How to Make Saline Nose Drops for Your Child at Home?
Homemade saline drops for infants are not at all difficult to make and can be quickly prepared to remedy a blocked nose.
What You Will Need
- Tap water or distilled water
- A measuring cap
- A pan
- Spoons to measure
- Non-iodised salt
- Baking soda
How to Make
- Pour the water into the saucepan. Place it on a flame and let it boil for about 10 minutes. This takes care of any bacteria present in it.
- To make the solution, mix 3 teaspoons of non-iodised salt and one teaspoon of baking soda. Store it in a small, clean jar. When you are ready to use it, mix a teaspoon of the mixture into 8 ounces of previously boiled and cooled water.
- After stirring them in and ensuring that they have dissolved completely, take as much solution as required and keep the rest in a clean bowl for no more than 24 hours.
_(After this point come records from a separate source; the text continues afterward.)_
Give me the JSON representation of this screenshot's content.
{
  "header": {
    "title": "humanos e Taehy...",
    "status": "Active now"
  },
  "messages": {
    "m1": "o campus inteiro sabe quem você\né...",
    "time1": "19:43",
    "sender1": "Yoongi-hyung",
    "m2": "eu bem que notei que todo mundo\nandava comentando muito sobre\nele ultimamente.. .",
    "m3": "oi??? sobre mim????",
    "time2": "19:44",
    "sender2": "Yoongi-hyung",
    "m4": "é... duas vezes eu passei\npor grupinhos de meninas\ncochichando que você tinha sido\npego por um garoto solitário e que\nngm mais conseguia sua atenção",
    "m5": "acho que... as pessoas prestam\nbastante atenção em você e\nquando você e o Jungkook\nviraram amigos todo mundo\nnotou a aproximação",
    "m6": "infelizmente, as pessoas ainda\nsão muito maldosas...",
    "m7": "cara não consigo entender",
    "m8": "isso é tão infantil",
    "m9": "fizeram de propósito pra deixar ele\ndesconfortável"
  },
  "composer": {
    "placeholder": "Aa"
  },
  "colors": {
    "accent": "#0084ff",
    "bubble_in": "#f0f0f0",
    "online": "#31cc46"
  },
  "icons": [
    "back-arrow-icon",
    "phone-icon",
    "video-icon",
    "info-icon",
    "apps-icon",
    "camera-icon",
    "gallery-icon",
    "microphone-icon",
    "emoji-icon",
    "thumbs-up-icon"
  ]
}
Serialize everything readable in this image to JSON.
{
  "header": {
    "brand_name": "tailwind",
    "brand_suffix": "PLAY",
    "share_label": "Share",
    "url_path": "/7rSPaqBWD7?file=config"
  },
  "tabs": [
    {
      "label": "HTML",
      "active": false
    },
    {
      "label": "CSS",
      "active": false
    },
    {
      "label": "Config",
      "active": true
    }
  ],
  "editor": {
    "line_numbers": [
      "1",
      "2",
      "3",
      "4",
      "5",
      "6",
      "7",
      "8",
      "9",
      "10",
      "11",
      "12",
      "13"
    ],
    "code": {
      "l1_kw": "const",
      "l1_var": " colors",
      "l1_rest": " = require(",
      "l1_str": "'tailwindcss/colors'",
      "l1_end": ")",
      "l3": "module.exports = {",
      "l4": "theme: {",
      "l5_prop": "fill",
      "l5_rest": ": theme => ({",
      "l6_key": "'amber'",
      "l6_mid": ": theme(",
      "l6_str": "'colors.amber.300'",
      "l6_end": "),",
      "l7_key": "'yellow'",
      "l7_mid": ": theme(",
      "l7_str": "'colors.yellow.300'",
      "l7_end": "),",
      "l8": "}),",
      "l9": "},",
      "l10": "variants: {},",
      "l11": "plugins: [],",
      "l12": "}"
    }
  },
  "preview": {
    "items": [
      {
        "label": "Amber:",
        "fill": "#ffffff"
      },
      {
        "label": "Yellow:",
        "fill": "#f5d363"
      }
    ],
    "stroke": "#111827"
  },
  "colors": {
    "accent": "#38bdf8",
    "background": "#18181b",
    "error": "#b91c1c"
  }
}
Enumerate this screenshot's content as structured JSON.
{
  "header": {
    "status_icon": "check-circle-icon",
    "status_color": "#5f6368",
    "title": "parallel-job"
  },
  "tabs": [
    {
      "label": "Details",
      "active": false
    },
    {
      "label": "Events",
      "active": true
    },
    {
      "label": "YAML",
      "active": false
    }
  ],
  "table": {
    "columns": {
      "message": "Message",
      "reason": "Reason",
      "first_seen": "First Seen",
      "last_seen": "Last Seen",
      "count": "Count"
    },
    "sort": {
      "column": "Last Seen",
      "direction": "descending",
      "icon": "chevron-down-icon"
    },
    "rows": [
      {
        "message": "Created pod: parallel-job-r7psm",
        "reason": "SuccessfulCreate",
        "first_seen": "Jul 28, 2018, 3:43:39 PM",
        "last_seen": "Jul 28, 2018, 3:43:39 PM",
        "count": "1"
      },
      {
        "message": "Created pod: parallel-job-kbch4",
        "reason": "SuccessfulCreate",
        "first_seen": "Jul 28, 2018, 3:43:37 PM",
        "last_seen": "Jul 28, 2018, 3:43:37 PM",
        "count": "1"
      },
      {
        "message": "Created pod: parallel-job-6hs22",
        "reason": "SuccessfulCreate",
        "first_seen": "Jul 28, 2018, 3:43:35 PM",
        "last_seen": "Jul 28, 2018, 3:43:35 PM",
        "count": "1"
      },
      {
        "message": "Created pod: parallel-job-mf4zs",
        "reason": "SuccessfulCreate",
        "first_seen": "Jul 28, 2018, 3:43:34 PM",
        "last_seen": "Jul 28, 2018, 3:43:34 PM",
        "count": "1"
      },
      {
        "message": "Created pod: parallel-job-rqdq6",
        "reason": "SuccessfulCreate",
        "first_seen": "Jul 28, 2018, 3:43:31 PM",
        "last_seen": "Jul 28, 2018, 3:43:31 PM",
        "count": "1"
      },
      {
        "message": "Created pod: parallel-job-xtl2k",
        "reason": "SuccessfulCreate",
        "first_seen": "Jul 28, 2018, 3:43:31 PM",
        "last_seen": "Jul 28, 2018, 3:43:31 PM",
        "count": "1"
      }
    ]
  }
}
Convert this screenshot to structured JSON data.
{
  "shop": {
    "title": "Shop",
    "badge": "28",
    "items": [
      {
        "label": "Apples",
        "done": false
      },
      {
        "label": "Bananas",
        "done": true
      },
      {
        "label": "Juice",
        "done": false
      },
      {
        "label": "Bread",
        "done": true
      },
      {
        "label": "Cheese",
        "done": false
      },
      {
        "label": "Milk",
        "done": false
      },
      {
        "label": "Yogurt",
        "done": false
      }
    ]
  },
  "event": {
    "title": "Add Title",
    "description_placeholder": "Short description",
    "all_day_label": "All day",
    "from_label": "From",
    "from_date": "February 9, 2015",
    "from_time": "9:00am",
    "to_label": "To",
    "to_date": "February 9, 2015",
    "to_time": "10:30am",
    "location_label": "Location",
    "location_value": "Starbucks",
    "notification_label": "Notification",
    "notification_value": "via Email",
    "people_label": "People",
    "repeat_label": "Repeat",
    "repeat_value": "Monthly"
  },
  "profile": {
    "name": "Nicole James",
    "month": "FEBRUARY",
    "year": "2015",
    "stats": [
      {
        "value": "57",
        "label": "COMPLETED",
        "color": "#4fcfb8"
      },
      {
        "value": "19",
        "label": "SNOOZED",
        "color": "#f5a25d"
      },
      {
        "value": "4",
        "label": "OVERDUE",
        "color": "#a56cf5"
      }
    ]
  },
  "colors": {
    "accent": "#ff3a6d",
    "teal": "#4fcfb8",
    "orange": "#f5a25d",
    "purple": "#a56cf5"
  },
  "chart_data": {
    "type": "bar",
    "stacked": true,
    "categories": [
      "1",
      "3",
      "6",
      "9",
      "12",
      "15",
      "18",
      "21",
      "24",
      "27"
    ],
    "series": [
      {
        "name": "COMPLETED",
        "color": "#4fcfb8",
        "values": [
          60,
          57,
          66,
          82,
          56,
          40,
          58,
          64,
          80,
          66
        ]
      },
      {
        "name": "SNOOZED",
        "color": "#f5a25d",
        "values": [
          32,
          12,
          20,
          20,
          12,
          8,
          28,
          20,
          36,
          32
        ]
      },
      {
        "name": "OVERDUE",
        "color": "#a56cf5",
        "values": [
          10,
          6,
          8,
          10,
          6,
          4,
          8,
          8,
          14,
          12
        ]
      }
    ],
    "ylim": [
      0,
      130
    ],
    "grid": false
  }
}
- Use a dropper to take a small amount of solution while it is warm. Make sure it isn’t too hot or cold but close to body temperature.
- Add a couple of drops each in your baby’s nose. Wait for half a minute before you start cleaning the liquefied mucus that comes out.
1. Is It Safe to Give Saline Nose Drops to a Sleeping Baby?
No, it’s best that your baby is awake during this time to prevent any mishap. You can administer nasal drops to him before bedtime as he will get some relief and rest properly.
2. What Are Some Other Ways to Clear Mucus From an Infant Blocked Nose?
One way to relief nasal blockage when your child is asleep is to place a humidifier in his room. You can also gently massage the area around his nose to loosen mucous.
3. Can I Give Nasal Drops to a Baby After Feeding?
Do not administer nasal drops after a feed. Instead, put nasal drops 15-20 minutes before a feed or before your child goes to bed to relieve congestion.
A blocked nose is nothing more than a small hindrance that causes irritation. Medication is the last resort that is rarely recommended by doctors. Nasal drops are quick and effective and can relieve your baby from the trouble, bringing him back to the playful mood he loves to be in!
1. How To Help Your Baby or Toddler Clear Their Stuffy Nose; Cleveland Clinic; https://health.clevelandclinic.org/how-to-help-your-baby-or-toddler-clear-a-stuffy-nose/; December 2022
2. Common cold in babies; Mayo Clinic; https://www.mayoclinic.org/diseases-conditions/common-cold-in-babies/symptoms-causes/syc-20351651; June 2021
3. Chirico. G, Quartarone. G, Mallefet. P; Nasal congestion in infants and children: a literature review on efficacy and safety of non-pharmacological treatments; PubMed; https://pubmed.ncbi.nlm.nih.gov/25336097/; December 2014
4. Children and Colds; American Academy of Pediatrics; https://www.healthychildren.org/English/health-issues/conditions/ear-nose-throat/Pages/Children-and-Colds.aspx; March 2022
5. Caring for Your Child’s Cold or Flu; American Academy of Pediatrics; https://healthychildren.org/English/health-issues/conditions/flu/Pages/caring-for-Your-childs-cold-or-flu.aspx; January 2023